**RECORDS SHOWN**

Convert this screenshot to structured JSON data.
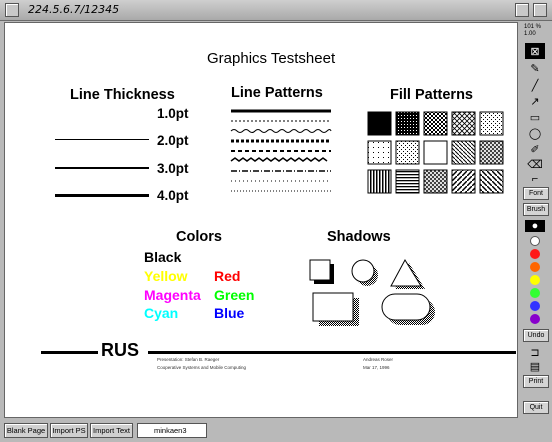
{
  "window": {
    "title": "224.5.6.7/12345"
  },
  "canvas": {
    "title": "Graphics Testsheet",
    "line_thickness": {
      "heading": "Line Thickness",
      "items": [
        "1.0pt",
        "2.0pt",
        "3.0pt",
        "4.0pt"
      ]
    },
    "line_patterns": {
      "heading": "Line Patterns"
    },
    "fill_patterns": {
      "heading": "Fill Patterns"
    },
    "colors": {
      "heading": "Colors",
      "black": "Black",
      "yellow": "Yellow",
      "red": "Red",
      "magenta": "Magenta",
      "green": "Green",
      "cyan": "Cyan",
      "blue": "Blue",
      "hex": {
        "black": "#000000",
        "yellow": "#ffff00",
        "red": "#ff0000",
        "magenta": "#ff00ff",
        "green": "#00ff00",
        "cyan": "#00ffff",
        "blue": "#0000ff"
      }
    },
    "shadows": {
      "heading": "Shadows"
    },
    "footer": {
      "logo": "RUS",
      "credit_line1": "Presentation: Stefan B. Raeger",
      "credit_line2": "Cooperative Systems and Mobile Computing",
      "author": "Andreas Roser",
      "date": "Mar 17, 1996"
    }
  },
  "toolbar": {
    "top_label": "101 %",
    "top_label2": "1.00",
    "tools": [
      "select-tool",
      "pencil-tool",
      "line-tool",
      "arrow-tool",
      "rectangle-tool",
      "ellipse-tool",
      "freehand-tool",
      "eraser-tool",
      "connector-tool"
    ],
    "font_label": "Font",
    "brush_label": "Brush",
    "palette": [
      "#ffffff",
      "#ff1a1a",
      "#ff6600",
      "#ffff00",
      "#33ff33",
      "#3333ff",
      "#8800cc"
    ],
    "undo_label": "Undo",
    "print_label": "Print",
    "quit_label": "Quit"
  },
  "bottombar": {
    "blank_page": "Blank Page",
    "import_ps": "Import PS",
    "import_text": "Import Text",
    "field_value": "minkaen3"
  }
}
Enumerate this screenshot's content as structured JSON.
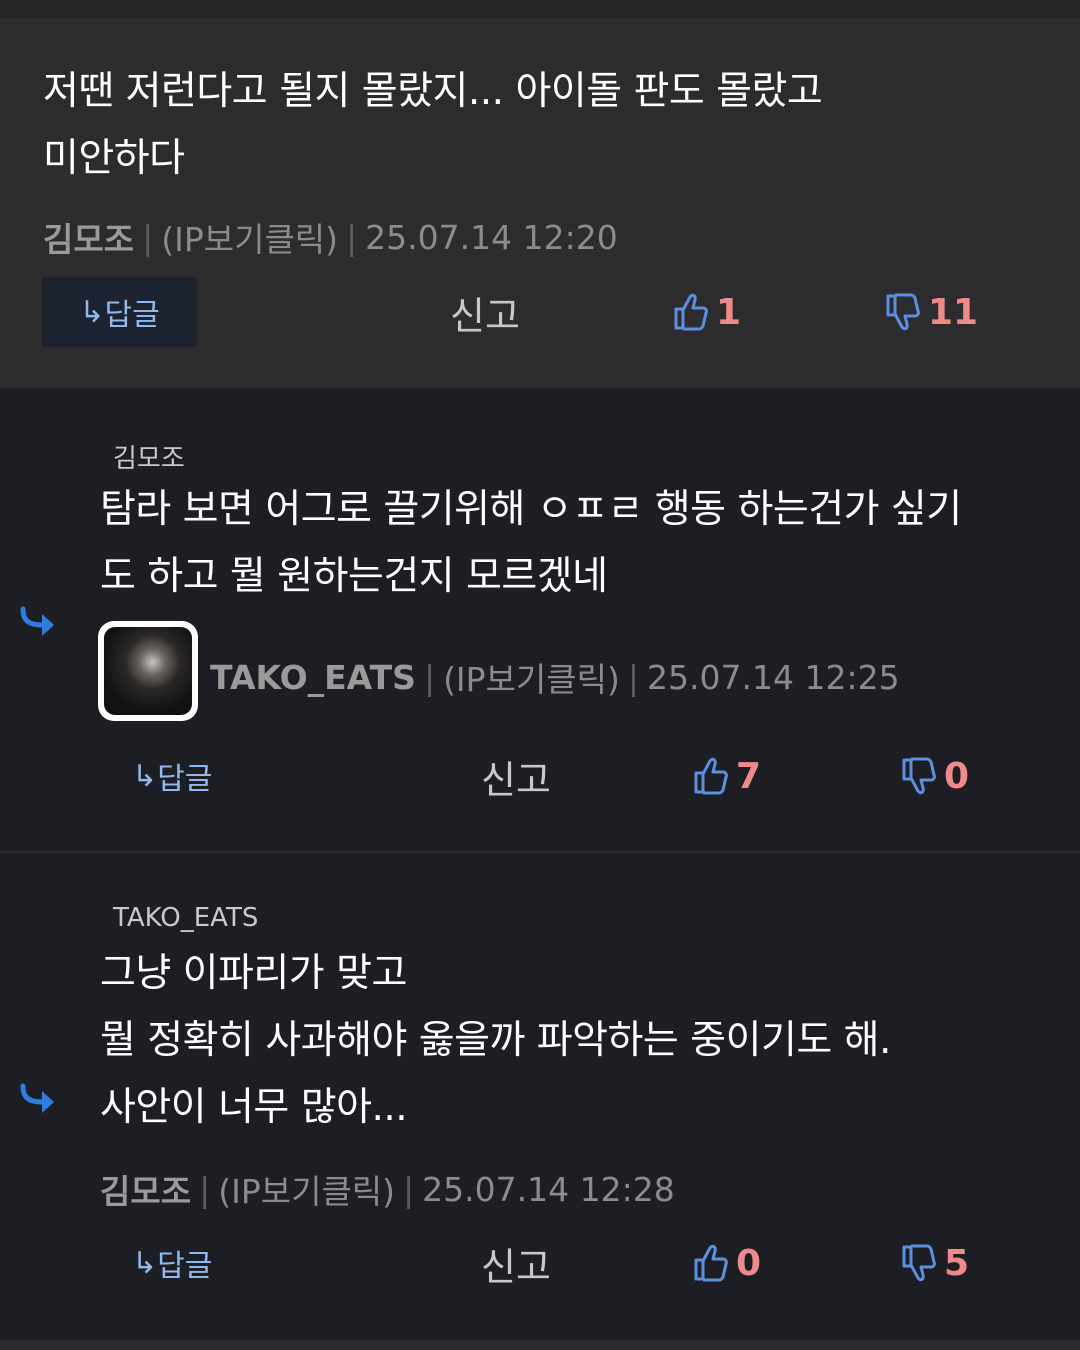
{
  "comments": [
    {
      "reply_to": "",
      "text": "저땐 저런다고 될지 몰랐지... 아이돌 판도 몰랐고\n미안하다",
      "author": "김모조",
      "ip_link": "(IP보기클릭)",
      "timestamp": "25.07.14 12:20",
      "reply_label": "답글",
      "report_label": "신고",
      "upvotes": "1",
      "downvotes": "11"
    },
    {
      "reply_to": "김모조",
      "text": "탐라 보면 어그로 끌기위해 ㅇㅍㄹ 행동 하는건가 싶기\n도 하고 뭘 원하는건지 모르겠네",
      "author": "TAKO_EATS",
      "ip_link": "(IP보기클릭)",
      "timestamp": "25.07.14 12:25",
      "reply_label": "답글",
      "report_label": "신고",
      "upvotes": "7",
      "downvotes": "0"
    },
    {
      "reply_to": "TAKO_EATS",
      "text": "그냥 이파리가 맞고\n뭘 정확히 사과해야 옳을까 파악하는 중이기도 해.\n사안이 너무 많아...",
      "author": "김모조",
      "ip_link": "(IP보기클릭)",
      "timestamp": "25.07.14 12:28",
      "reply_label": "답글",
      "report_label": "신고",
      "upvotes": "0",
      "downvotes": "5"
    }
  ],
  "separator": "|",
  "colors": {
    "reply_blue": "#8fb8ee",
    "vote_red": "#ef8a8a",
    "thumb_blue": "#5b8fe0",
    "arrow_blue": "#2f7ce0"
  }
}
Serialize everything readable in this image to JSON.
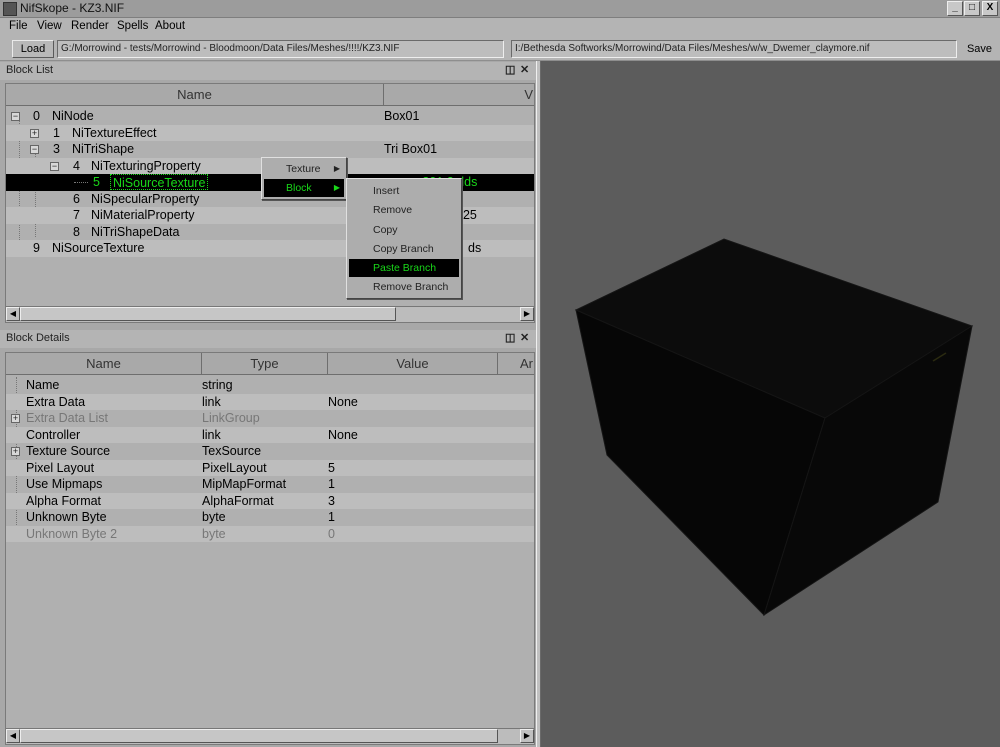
{
  "window": {
    "title": "NifSkope - KZ3.NIF",
    "min_btn": "_",
    "max_btn": "□",
    "close_btn": "X"
  },
  "menu": {
    "file": "File",
    "view": "View",
    "render": "Render",
    "spells": "Spells",
    "about": "About"
  },
  "toolbar": {
    "load_label": "Load",
    "load_path": "G:/Morrowind - tests/Morrowind - Bloodmoon/Data Files/Meshes/!!!!/KZ3.NIF",
    "save_path": "I:/Bethesda Softworks/Morrowind/Data Files/Meshes/w/w_Dwemer_claymore.nif",
    "save_label": "Save"
  },
  "block_list": {
    "title": "Block List",
    "columns": [
      "Name",
      "V"
    ],
    "rows": [
      {
        "num": "0",
        "name": "NiNode",
        "value": "Box01"
      },
      {
        "num": "1",
        "name": "NiTextureEffect",
        "value": ""
      },
      {
        "num": "3",
        "name": "NiTriShape",
        "value": "Tri Box01"
      },
      {
        "num": "4",
        "name": "NiTexturingProperty",
        "value": ""
      },
      {
        "num": "5",
        "name": "NiSourceTexture",
        "value": "...801 2.dds"
      },
      {
        "num": "6",
        "name": "NiSpecularProperty",
        "value": ""
      },
      {
        "num": "7",
        "name": "NiMaterialProperty",
        "value": "#25"
      },
      {
        "num": "8",
        "name": "NiTriShapeData",
        "value": ""
      },
      {
        "num": "9",
        "name": "NiSourceTexture",
        "value": "ds"
      }
    ]
  },
  "context_menu": {
    "items": [
      "Texture",
      "Block"
    ],
    "submenu": [
      "Insert",
      "Remove",
      "Copy",
      "Copy Branch",
      "Paste Branch",
      "Remove Branch"
    ]
  },
  "block_details": {
    "title": "Block Details",
    "columns": [
      "Name",
      "Type",
      "Value",
      "Ar"
    ],
    "rows": [
      {
        "name": "Name",
        "type": "string",
        "value": ""
      },
      {
        "name": "Extra Data",
        "type": "link",
        "value": "None"
      },
      {
        "name": "Extra Data List",
        "type": "LinkGroup",
        "value": ""
      },
      {
        "name": "Controller",
        "type": "link",
        "value": "None"
      },
      {
        "name": "Texture Source",
        "type": "TexSource",
        "value": ""
      },
      {
        "name": "Pixel Layout",
        "type": "PixelLayout",
        "value": "5"
      },
      {
        "name": "Use Mipmaps",
        "type": "MipMapFormat",
        "value": "1"
      },
      {
        "name": "Alpha Format",
        "type": "AlphaFormat",
        "value": "3"
      },
      {
        "name": "Unknown Byte",
        "type": "byte",
        "value": "1"
      },
      {
        "name": "Unknown Byte 2",
        "type": "byte",
        "value": "0"
      }
    ]
  },
  "colors": {
    "selection_bg": "#000000",
    "selection_text": "#19d719",
    "viewport_bg": "#5c5c5c",
    "cube": "#0a0a0a"
  },
  "icons": {
    "dock_float": "float-icon",
    "dock_close": "close-icon",
    "expand": "plus-icon",
    "collapse": "minus-icon",
    "submenu": "triangle-right-icon"
  }
}
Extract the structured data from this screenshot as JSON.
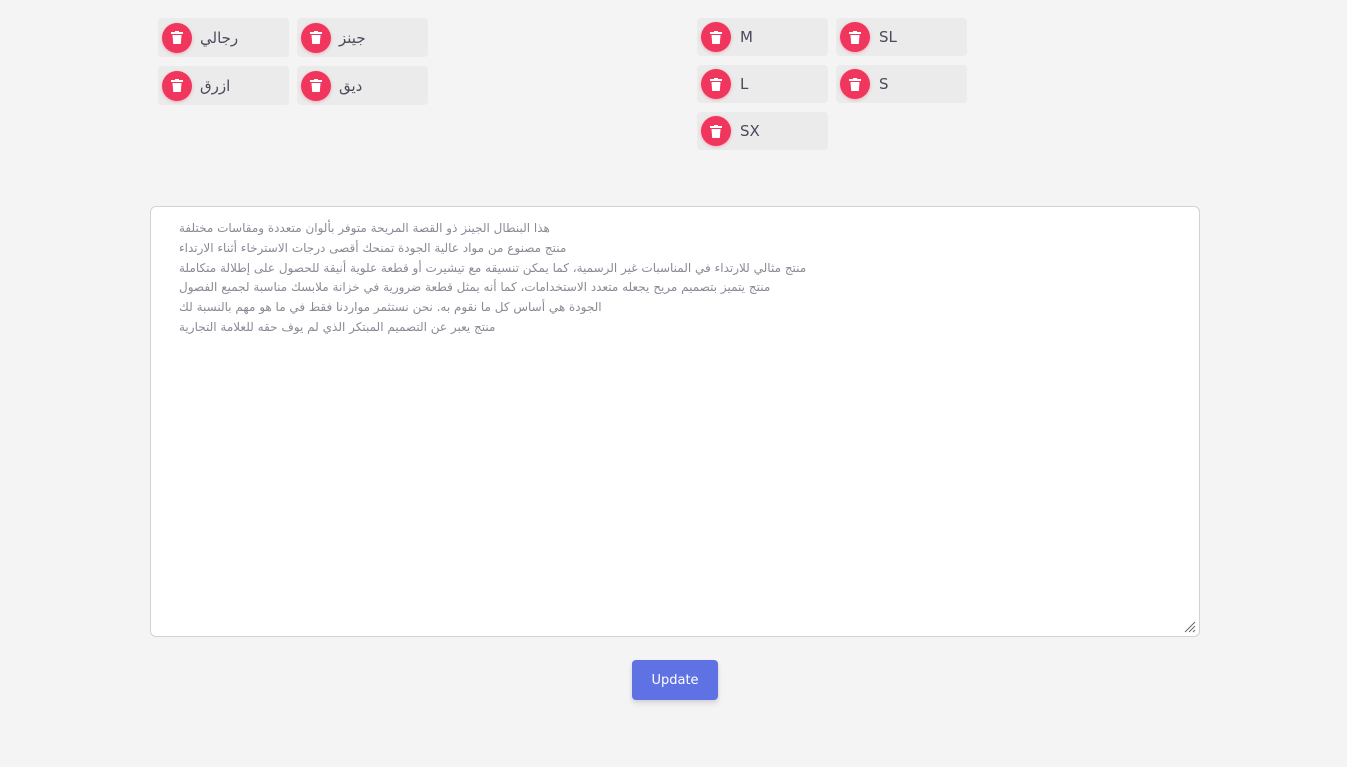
{
  "left_tags": [
    {
      "label": "رجالي"
    },
    {
      "label": "جينز"
    },
    {
      "label": "ازرق"
    },
    {
      "label": "ديق"
    }
  ],
  "right_tags": [
    {
      "label": "M"
    },
    {
      "label": "SL"
    },
    {
      "label": "L"
    },
    {
      "label": "S"
    },
    {
      "label": "SX"
    }
  ],
  "delete_icon": "trash-icon",
  "description": "هذا البنطال الجينز ذو القصة المريحة متوفر بألوان متعددة ومقاسات مختلفة\nمنتج مصنوع من مواد عالية الجودة تمنحك أقصى درجات الاسترخاء أثناء الارتداء\nمنتج مثالي للارتداء في المناسبات غير الرسمية، كما يمكن تنسيقه مع تيشيرت أو قطعة علوية أنيقة للحصول على إطلالة متكاملة\nمنتج يتميز بتصميم مريح يجعله متعدد الاستخدامات، كما أنه يمثل قطعة ضرورية في خزانة ملابسك مناسبة لجميع الفصول\nالجودة هي أساس كل ما نقوم به. نحن نستثمر مواردنا فقط في ما هو مهم بالنسبة لك\nمنتج يعبر عن التصميم المبتكر الذي لم يوف حقه للعلامة التجارية",
  "update_label": "Update",
  "colors": {
    "delete_button": "#f1365d",
    "update_button": "#5e72e4",
    "background": "#f4f4f5",
    "tag_background": "#ebebeb"
  }
}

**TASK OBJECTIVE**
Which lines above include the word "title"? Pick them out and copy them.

**PROBLEM SOLUTION**
    "title": "224.5.6.7/12345"
    "title": "Graphics Testsheet",
    "title": "NifSkope - KZ3.NIF",
    "title": "Block List",
    "title": "Block Details",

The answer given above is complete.